» **Task**: Each record is to be copied exactly as written.

=== Section Start ===

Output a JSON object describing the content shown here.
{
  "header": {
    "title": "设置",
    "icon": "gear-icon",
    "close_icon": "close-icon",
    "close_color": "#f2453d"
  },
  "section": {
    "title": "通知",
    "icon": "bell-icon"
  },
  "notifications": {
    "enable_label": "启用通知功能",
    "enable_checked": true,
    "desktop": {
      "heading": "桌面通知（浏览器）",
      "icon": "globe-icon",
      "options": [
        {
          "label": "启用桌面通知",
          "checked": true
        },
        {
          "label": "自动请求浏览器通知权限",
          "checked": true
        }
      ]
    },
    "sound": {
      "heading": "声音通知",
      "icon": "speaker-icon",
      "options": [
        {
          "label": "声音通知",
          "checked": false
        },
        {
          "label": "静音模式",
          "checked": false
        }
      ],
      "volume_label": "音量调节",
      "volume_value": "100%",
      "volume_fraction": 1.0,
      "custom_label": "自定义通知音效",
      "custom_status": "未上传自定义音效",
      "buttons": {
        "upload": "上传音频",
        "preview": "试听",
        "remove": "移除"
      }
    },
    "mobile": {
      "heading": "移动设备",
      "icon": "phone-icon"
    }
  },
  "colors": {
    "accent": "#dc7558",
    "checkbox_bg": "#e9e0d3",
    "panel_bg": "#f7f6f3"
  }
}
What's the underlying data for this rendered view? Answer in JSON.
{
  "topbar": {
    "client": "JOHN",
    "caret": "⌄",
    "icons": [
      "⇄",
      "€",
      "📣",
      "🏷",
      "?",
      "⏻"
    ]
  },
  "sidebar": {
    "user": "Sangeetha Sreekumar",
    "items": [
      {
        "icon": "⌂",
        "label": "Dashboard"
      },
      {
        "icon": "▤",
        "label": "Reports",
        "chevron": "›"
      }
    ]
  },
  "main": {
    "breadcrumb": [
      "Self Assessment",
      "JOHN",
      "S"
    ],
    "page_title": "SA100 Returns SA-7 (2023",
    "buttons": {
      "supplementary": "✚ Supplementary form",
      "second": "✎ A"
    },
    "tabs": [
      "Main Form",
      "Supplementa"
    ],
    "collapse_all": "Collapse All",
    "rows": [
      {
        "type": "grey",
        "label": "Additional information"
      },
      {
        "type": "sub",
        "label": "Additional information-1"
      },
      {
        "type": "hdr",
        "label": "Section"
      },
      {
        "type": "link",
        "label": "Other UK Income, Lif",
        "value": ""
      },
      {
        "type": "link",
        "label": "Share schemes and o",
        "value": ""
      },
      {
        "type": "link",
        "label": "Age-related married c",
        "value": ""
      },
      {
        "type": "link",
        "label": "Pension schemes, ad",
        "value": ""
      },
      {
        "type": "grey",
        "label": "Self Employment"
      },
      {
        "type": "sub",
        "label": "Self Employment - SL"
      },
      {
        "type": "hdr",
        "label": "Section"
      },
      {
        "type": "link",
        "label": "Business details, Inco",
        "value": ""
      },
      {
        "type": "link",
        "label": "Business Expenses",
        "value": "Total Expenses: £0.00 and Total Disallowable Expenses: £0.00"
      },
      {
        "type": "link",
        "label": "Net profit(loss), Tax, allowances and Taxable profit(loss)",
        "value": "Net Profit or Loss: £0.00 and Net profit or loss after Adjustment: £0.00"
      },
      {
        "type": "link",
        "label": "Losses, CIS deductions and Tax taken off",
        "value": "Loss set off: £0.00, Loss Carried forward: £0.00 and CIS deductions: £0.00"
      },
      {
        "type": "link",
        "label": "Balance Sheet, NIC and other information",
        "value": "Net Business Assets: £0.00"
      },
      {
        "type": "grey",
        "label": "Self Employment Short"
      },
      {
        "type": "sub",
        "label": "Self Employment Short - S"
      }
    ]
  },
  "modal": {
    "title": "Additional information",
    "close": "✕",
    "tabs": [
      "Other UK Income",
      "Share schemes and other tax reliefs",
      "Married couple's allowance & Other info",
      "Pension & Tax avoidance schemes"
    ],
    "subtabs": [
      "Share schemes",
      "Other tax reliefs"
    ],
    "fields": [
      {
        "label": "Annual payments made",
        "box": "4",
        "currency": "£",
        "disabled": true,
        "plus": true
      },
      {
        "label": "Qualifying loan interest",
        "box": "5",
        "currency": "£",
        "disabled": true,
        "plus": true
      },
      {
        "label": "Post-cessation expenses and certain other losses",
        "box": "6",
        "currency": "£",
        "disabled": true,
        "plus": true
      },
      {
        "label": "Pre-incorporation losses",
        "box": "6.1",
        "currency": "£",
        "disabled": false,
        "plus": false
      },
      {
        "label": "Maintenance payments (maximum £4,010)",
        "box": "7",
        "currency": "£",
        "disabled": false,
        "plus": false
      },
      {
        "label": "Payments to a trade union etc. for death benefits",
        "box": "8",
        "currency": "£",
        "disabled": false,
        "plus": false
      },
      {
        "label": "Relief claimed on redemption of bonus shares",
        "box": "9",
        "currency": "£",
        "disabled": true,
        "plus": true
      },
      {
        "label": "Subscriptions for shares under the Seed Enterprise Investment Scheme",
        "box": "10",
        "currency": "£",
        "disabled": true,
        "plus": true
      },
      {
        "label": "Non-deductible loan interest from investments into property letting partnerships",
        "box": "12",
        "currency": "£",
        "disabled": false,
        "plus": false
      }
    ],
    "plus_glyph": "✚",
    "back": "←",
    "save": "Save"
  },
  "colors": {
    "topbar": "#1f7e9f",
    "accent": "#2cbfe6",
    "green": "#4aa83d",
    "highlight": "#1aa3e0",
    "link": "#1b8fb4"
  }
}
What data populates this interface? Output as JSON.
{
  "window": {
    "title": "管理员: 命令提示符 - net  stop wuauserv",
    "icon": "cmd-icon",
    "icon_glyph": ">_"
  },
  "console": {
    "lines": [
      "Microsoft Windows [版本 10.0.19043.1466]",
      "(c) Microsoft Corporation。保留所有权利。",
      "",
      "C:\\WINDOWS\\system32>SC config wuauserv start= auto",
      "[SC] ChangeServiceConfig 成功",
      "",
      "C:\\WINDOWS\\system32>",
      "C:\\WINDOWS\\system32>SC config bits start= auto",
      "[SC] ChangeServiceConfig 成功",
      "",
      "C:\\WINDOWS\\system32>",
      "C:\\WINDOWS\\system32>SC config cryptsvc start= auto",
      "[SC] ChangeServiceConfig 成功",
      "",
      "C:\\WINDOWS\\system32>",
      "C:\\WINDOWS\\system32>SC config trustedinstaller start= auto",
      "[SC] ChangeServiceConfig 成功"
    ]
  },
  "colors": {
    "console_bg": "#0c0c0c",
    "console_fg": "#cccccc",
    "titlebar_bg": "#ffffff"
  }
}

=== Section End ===

» **Reply**:
Output a JSON object describing the content shown here.
{
  "header": {
    "title": "设置",
    "icon": "gear-icon",
    "close_icon": "close-icon",
    "close_color": "#f2453d"
  },
  "section": {
    "title": "通知",
    "icon": "bell-icon"
  },
  "notifications": {
    "enable_label": "启用通知功能",
    "enable_checked": true,
    "desktop": {
      "heading": "桌面通知（浏览器）",
      "icon": "globe-icon",
      "options": [
        {
          "label": "启用桌面通知",
          "checked": true
        },
        {
          "label": "自动请求浏览器通知权限",
          "checked": true
        }
      ]
    },
    "sound": {
      "heading": "声音通知",
      "icon": "speaker-icon",
      "options": [
        {
          "label": "声音通知",
          "checked": false
        },
        {
          "label": "静音模式",
          "checked": false
        }
      ],
      "volume_label": "音量调节",
      "volume_value": "100%",
      "volume_fraction": 1.0,
      "custom_label": "自定义通知音效",
      "custom_status": "未上传自定义音效",
      "buttons": {
        "upload": "上传音频",
        "preview": "试听",
        "remove": "移除"
      }
    },
    "mobile": {
      "heading": "移动设备",
      "icon": "phone-icon"
    }
  },
  "colors": {
    "accent": "#dc7558",
    "checkbox_bg": "#e9e0d3",
    "panel_bg": "#f7f6f3"
  }
}
What's the underlying data for this rendered view? Answer in JSON.
{
  "topbar": {
    "client": "JOHN",
    "caret": "⌄",
    "icons": [
      "⇄",
      "€",
      "📣",
      "🏷",
      "?",
      "⏻"
    ]
  },
  "sidebar": {
    "user": "Sangeetha Sreekumar",
    "items": [
      {
        "icon": "⌂",
        "label": "Dashboard"
      },
      {
        "icon": "▤",
        "label": "Reports",
        "chevron": "›"
      }
    ]
  },
  "main": {
    "breadcrumb": [
      "Self Assessment",
      "JOHN",
      "S"
    ],
    "page_title": "SA100 Returns SA-7 (2023",
    "buttons": {
      "supplementary": "✚ Supplementary form",
      "second": "✎ A"
    },
    "tabs": [
      "Main Form",
      "Supplementa"
    ],
    "collapse_all": "Collapse All",
    "rows": [
      {
        "type": "grey",
        "label": "Additional information"
      },
      {
        "type": "sub",
        "label": "Additional information-1"
      },
      {
        "type": "hdr",
        "label": "Section"
      },
      {
        "type": "link",
        "label": "Other UK Income, Lif",
        "value": ""
      },
      {
        "type": "link",
        "label": "Share schemes and o",
        "value": ""
      },
      {
        "type": "link",
        "label": "Age-related married c",
        "value": ""
      },
      {
        "type": "link",
        "label": "Pension schemes, ad",
        "value": ""
      },
      {
        "type": "grey",
        "label": "Self Employment"
      },
      {
        "type": "sub",
        "label": "Self Employment - SL"
      },
      {
        "type": "hdr",
        "label": "Section"
      },
      {
        "type": "link",
        "label": "Business details, Inco",
        "value": ""
      },
      {
        "type": "link",
        "label": "Business Expenses",
        "value": "Total Expenses: £0.00 and Total Disallowable Expenses: £0.00"
      },
      {
        "type": "link",
        "label": "Net profit(loss), Tax, allowances and Taxable profit(loss)",
        "value": "Net Profit or Loss: £0.00 and Net profit or loss after Adjustment: £0.00"
      },
      {
        "type": "link",
        "label": "Losses, CIS deductions and Tax taken off",
        "value": "Loss set off: £0.00, Loss Carried forward: £0.00 and CIS deductions: £0.00"
      },
      {
        "type": "link",
        "label": "Balance Sheet, NIC and other information",
        "value": "Net Business Assets: £0.00"
      },
      {
        "type": "grey",
        "label": "Self Employment Short"
      },
      {
        "type": "sub",
        "label": "Self Employment Short - S"
      }
    ]
  },
  "modal": {
    "title": "Additional information",
    "close": "✕",
    "tabs": [
      "Other UK Income",
      "Share schemes and other tax reliefs",
      "Married couple's allowance & Other info",
      "Pension & Tax avoidance schemes"
    ],
    "subtabs": [
      "Share schemes",
      "Other tax reliefs"
    ],
    "fields": [
      {
        "label": "Annual payments made",
        "box": "4",
        "currency": "£",
        "disabled": true,
        "plus": true
      },
      {
        "label": "Qualifying loan interest",
        "box": "5",
        "currency": "£",
        "disabled": true,
        "plus": true
      },
      {
        "label": "Post-cessation expenses and certain other losses",
        "box": "6",
        "currency": "£",
        "disabled": true,
        "plus": true
      },
      {
        "label": "Pre-incorporation losses",
        "box": "6.1",
        "currency": "£",
        "disabled": false,
        "plus": false
      },
      {
        "label": "Maintenance payments (maximum £4,010)",
        "box": "7",
        "currency": "£",
        "disabled": false,
        "plus": false
      },
      {
        "label": "Payments to a trade union etc. for death benefits",
        "box": "8",
        "currency": "£",
        "disabled": false,
        "plus": false
      },
      {
        "label": "Relief claimed on redemption of bonus shares",
        "box": "9",
        "currency": "£",
        "disabled": true,
        "plus": true
      },
      {
        "label": "Subscriptions for shares under the Seed Enterprise Investment Scheme",
        "box": "10",
        "currency": "£",
        "disabled": true,
        "plus": true
      },
      {
        "label": "Non-deductible loan interest from investments into property letting partnerships",
        "box": "12",
        "currency": "£",
        "disabled": false,
        "plus": false
      }
    ],
    "plus_glyph": "✚",
    "back": "←",
    "save": "Save"
  },
  "colors": {
    "topbar": "#1f7e9f",
    "accent": "#2cbfe6",
    "green": "#4aa83d",
    "highlight": "#1aa3e0",
    "link": "#1b8fb4"
  }
}
What data populates this interface? Output as JSON.
{
  "window": {
    "title": "管理员: 命令提示符 - net  stop wuauserv",
    "icon": "cmd-icon",
    "icon_glyph": ">_"
  },
  "console": {
    "lines": [
      "Microsoft Windows [版本 10.0.19043.1466]",
      "(c) Microsoft Corporation。保留所有权利。",
      "",
      "C:\\WINDOWS\\system32>SC config wuauserv start= auto",
      "[SC] ChangeServiceConfig 成功",
      "",
      "C:\\WINDOWS\\system32>",
      "C:\\WINDOWS\\system32>SC config bits start= auto",
      "[SC] ChangeServiceConfig 成功",
      "",
      "C:\\WINDOWS\\system32>",
      "C:\\WINDOWS\\system32>SC config cryptsvc start= auto",
      "[SC] ChangeServiceConfig 成功",
      "",
      "C:\\WINDOWS\\system32>",
      "C:\\WINDOWS\\system32>SC config trustedinstaller start= auto",
      "[SC] ChangeServiceConfig 成功"
    ]
  },
  "colors": {
    "console_bg": "#0c0c0c",
    "console_fg": "#cccccc",
    "titlebar_bg": "#ffffff"
  }
}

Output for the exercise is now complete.